He left town, and another friend visited. When she saw how I was living in my makeshift lean-to shelter, she gave me a book about a Native American medicine man named Rolling Thunder.
I wintered in that mountain hut. Come spring I packed a backpack and left West Virginia without a word.
I hitchhiked to Carlin, Nevada, to find Rolling Thunder. I joined Meta Tantay, his camp for people wanting to learn about the spiritual ways of Native Americans. He gave me a new outlook on life, and to this day I practice his teachings of the sweat lodge, smudging, praying, and the tobacco offerings.
I hitchhiked around the country for a couple of years, returning to Meta Tantay several times, then returned to the hut by the creek in West Virginia. I met a lady who gave me a book about a mountain man who lived deep in the wilderness on the Salmon River. I read the book, and (you guessed it) packed my pack and hitchhiked to Idaho, picking up a VW van on the way.
I moved into an old abandoned cabin just across the river and up from the old Mountain Man. Two and a half years later I came out with a wife and started a family.
After twenty years my anxiety finally became too much for the marriage to withstand. We went to counseling. On our second visit the therapist convinced me I was the one with the problem, not my wife.
My therapist set up some one-on-one sessions. She works mostly with vets and is very involved in Native American spiritual ways, so we connected right from the start.
On the third visit I walked in and saw an American flag folded in a triangle, lying on her table. She said it had been given to her.
Something inside me clicked. I broke down and started this deep, grieving cry.
Once I could breathe again, she asked me about my time in the Coast Guard and then the Big Question: “Have you ever been sexually assaulted?”
I didn’t have to answer, she could see it on my face.
She was the first person I had ever told. After hearing my story of boot camp, she picked up the phone, called the VA hospital, asked for the psychiatrist by name, and told him she was sending a vet in for an exam. She wrote a note, sealed it in an envelope, and told me to tell him exactly what I had told her. Looking at me she said, “I think we have found the reason for your anxiety.”
The psychiatrist sent me home with two kinds of meds and scheduled me to see my therapist on a regular basis. She recognized that the assault had had a debilitating effect on my relationships and told me I should try to get service connected for PTSD.
That was the first time I had ever heard of PTSD.
Validation for my sexual assault had begun. After five years of paperwork, I got service connected for PTSD.
Actual panic has largely faded away. The intensity of the distress is gone, making the remaining memories mere shadows of the original traumas. There are things that still trigger me, such as being inside government buildings like courthouses, hospitals, post offices; hearing footsteps on hard floors; and perhaps the worst: being called by my first name.

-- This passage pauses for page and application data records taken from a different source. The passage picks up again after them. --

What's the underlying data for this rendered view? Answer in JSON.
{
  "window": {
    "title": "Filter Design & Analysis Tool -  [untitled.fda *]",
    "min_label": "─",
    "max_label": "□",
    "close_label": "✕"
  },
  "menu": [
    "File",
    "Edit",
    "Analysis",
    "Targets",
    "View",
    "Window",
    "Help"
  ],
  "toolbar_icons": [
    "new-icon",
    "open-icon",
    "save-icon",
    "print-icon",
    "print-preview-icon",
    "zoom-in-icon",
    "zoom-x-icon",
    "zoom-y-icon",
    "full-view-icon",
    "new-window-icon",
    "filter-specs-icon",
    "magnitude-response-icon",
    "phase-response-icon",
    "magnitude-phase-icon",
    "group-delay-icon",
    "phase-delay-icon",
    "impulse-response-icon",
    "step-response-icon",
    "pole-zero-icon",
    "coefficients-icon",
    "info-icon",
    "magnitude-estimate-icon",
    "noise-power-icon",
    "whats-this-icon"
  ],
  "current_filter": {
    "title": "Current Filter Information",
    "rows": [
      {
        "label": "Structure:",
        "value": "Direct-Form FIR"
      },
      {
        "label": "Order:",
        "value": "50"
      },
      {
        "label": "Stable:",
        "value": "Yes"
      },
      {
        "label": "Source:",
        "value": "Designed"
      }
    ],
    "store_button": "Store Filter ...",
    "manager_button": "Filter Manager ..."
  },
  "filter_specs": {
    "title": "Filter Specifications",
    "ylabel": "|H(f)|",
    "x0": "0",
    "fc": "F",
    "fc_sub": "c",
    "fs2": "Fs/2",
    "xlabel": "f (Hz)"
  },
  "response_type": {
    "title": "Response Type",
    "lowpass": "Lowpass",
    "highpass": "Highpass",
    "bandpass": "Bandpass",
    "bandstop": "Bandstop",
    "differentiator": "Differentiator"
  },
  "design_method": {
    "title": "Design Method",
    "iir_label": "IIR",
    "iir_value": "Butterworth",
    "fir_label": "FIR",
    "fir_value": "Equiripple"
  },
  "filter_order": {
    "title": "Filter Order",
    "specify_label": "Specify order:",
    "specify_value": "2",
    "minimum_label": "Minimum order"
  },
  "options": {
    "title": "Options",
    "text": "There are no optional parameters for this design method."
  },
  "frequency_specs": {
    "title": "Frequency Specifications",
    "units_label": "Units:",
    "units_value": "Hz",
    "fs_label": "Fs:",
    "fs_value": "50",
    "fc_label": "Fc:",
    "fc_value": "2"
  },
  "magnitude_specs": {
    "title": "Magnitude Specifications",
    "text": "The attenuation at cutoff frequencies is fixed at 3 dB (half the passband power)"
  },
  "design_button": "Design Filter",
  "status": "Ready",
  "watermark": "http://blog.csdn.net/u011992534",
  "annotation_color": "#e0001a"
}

It still takes work, but I am lots better than I was.
The Great Spirit and several people have either saved my life or helped me save it:
Although my wife and I are separated physically and legally, each continues in tremendous support for the other and for our two sons.
|The VVA Veteran® is a publication of Vietnam Veterans of America. ©All rights reserved.
8719 Colesville Road, Suite 100, Silver Spring. MD 20910 | www.vva.org | contact us